- Exercise materials -
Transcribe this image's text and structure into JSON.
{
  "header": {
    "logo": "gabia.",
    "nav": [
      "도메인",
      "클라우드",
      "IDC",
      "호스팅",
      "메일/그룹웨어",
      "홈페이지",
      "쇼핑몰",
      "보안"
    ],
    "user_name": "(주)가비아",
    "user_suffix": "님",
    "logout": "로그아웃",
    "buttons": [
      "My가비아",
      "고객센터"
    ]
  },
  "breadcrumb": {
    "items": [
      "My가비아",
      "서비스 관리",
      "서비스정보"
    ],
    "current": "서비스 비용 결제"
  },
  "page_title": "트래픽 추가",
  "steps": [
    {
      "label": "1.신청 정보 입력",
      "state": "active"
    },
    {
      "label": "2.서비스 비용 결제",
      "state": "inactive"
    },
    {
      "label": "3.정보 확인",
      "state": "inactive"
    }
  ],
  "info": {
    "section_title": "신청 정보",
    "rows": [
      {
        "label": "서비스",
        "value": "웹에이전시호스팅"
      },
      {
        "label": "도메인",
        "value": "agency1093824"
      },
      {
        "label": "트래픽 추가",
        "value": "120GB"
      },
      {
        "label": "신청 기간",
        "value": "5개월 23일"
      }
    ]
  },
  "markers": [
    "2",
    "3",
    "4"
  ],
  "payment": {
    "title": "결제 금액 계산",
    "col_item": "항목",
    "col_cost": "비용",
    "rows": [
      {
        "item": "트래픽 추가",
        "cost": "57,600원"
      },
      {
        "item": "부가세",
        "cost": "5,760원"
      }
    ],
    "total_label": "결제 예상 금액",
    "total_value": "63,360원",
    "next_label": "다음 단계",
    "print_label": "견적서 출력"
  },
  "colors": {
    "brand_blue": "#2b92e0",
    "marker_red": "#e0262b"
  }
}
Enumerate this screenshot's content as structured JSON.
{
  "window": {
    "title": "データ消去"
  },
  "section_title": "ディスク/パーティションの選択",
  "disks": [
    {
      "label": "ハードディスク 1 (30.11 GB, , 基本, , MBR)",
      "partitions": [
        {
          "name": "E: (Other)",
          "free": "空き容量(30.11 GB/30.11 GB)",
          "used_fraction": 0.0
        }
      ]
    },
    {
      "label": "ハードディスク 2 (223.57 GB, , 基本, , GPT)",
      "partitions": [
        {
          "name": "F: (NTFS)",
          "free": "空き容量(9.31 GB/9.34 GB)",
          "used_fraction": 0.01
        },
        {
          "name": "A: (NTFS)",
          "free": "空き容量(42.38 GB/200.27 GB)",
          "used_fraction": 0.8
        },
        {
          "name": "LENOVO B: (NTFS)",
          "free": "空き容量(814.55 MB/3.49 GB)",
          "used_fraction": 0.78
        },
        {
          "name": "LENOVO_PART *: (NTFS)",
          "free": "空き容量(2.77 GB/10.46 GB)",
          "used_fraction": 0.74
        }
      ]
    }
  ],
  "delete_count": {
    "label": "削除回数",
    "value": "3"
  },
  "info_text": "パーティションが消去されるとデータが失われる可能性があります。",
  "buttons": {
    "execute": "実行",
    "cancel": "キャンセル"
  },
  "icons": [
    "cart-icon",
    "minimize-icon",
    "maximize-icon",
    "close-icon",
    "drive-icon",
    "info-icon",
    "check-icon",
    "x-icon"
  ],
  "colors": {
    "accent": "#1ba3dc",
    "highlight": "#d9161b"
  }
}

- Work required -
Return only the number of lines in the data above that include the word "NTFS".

- Response for this exercise -
4